(Task data begins)

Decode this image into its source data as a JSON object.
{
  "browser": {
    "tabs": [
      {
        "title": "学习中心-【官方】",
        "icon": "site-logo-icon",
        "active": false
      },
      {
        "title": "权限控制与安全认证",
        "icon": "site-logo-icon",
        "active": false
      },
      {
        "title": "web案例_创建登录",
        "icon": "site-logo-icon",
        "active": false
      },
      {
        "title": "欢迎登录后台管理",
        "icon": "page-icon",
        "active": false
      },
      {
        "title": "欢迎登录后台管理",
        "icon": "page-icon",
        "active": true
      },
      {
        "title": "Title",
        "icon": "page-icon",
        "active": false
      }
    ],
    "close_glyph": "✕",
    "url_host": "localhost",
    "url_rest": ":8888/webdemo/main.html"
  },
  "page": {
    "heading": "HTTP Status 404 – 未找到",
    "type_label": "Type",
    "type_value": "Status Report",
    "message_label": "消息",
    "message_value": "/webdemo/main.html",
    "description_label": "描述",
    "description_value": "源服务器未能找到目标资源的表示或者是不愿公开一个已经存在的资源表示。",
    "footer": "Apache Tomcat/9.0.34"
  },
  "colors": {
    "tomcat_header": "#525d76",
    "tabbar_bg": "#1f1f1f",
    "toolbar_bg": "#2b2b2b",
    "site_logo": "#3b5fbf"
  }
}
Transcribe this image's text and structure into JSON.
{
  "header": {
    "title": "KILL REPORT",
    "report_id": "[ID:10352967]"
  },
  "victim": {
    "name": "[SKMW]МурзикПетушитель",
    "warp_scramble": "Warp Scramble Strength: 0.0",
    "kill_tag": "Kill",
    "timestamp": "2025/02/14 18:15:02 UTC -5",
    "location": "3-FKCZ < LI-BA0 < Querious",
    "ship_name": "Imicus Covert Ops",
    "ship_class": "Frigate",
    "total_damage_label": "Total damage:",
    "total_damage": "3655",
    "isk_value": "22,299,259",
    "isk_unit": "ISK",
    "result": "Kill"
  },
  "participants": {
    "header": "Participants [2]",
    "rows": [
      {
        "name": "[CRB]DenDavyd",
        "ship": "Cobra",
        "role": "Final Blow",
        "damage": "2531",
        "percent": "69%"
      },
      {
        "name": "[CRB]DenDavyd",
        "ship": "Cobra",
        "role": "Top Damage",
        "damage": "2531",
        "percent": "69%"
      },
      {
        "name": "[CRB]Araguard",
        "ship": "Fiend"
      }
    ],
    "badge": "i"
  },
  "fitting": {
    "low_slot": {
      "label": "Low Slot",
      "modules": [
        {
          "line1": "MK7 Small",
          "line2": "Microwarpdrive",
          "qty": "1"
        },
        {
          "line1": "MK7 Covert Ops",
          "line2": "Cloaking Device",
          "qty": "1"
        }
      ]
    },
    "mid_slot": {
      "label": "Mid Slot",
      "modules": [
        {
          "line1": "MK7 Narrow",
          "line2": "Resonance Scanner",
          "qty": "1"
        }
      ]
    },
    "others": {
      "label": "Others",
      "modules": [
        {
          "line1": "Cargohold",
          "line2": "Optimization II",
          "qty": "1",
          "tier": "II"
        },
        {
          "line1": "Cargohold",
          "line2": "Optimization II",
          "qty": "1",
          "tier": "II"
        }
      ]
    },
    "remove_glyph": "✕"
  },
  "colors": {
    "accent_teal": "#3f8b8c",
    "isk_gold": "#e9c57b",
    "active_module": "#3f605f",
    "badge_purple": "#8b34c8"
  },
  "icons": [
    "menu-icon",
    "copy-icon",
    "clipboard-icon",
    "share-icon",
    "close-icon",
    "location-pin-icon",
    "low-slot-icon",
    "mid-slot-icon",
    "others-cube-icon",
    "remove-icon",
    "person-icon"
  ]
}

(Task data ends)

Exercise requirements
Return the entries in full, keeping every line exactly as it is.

Problem solution
Decode this image into its source data as a JSON object.
{
  "browser": {
    "tabs": [
      {
        "title": "学习中心-【官方】",
        "icon": "site-logo-icon",
        "active": false
      },
      {
        "title": "权限控制与安全认证",
        "icon": "site-logo-icon",
        "active": false
      },
      {
        "title": "web案例_创建登录",
        "icon": "site-logo-icon",
        "active": false
      },
      {
        "title": "欢迎登录后台管理",
        "icon": "page-icon",
        "active": false
      },
      {
        "title": "欢迎登录后台管理",
        "icon": "page-icon",
        "active": true
      },
      {
        "title": "Title",
        "icon": "page-icon",
        "active": false
      }
    ],
    "close_glyph": "✕",
    "url_host": "localhost",
    "url_rest": ":8888/webdemo/main.html"
  },
  "page": {
    "heading": "HTTP Status 404 – 未找到",
    "type_label": "Type",
    "type_value": "Status Report",
    "message_label": "消息",
    "message_value": "/webdemo/main.html",
    "description_label": "描述",
    "description_value": "源服务器未能找到目标资源的表示或者是不愿公开一个已经存在的资源表示。",
    "footer": "Apache Tomcat/9.0.34"
  },
  "colors": {
    "tomcat_header": "#525d76",
    "tabbar_bg": "#1f1f1f",
    "toolbar_bg": "#2b2b2b",
    "site_logo": "#3b5fbf"
  }
}
Transcribe this image's text and structure into JSON.
{
  "header": {
    "title": "KILL REPORT",
    "report_id": "[ID:10352967]"
  },
  "victim": {
    "name": "[SKMW]МурзикПетушитель",
    "warp_scramble": "Warp Scramble Strength: 0.0",
    "kill_tag": "Kill",
    "timestamp": "2025/02/14 18:15:02 UTC -5",
    "location": "3-FKCZ < LI-BA0 < Querious",
    "ship_name": "Imicus Covert Ops",
    "ship_class": "Frigate",
    "total_damage_label": "Total damage:",
    "total_damage": "3655",
    "isk_value": "22,299,259",
    "isk_unit": "ISK",
    "result": "Kill"
  },
  "participants": {
    "header": "Participants [2]",
    "rows": [
      {
        "name": "[CRB]DenDavyd",
        "ship": "Cobra",
        "role": "Final Blow",
        "damage": "2531",
        "percent": "69%"
      },
      {
        "name": "[CRB]DenDavyd",
        "ship": "Cobra",
        "role": "Top Damage",
        "damage": "2531",
        "percent": "69%"
      },
      {
        "name": "[CRB]Araguard",
        "ship": "Fiend"
      }
    ],
    "badge": "i"
  },
  "fitting": {
    "low_slot": {
      "label": "Low Slot",
      "modules": [
        {
          "line1": "MK7 Small",
          "line2": "Microwarpdrive",
          "qty": "1"
        },
        {
          "line1": "MK7 Covert Ops",
          "line2": "Cloaking Device",
          "qty": "1"
        }
      ]
    },
    "mid_slot": {
      "label": "Mid Slot",
      "modules": [
        {
          "line1": "MK7 Narrow",
          "line2": "Resonance Scanner",
          "qty": "1"
        }
      ]
    },
    "others": {
      "label": "Others",
      "modules": [
        {
          "line1": "Cargohold",
          "line2": "Optimization II",
          "qty": "1",
          "tier": "II"
        },
        {
          "line1": "Cargohold",
          "line2": "Optimization II",
          "qty": "1",
          "tier": "II"
        }
      ]
    },
    "remove_glyph": "✕"
  },
  "colors": {
    "accent_teal": "#3f8b8c",
    "isk_gold": "#e9c57b",
    "active_module": "#3f605f",
    "badge_purple": "#8b34c8"
  },
  "icons": [
    "menu-icon",
    "copy-icon",
    "clipboard-icon",
    "share-icon",
    "close-icon",
    "location-pin-icon",
    "low-slot-icon",
    "mid-slot-icon",
    "others-cube-icon",
    "remove-icon",
    "person-icon"
  ]
}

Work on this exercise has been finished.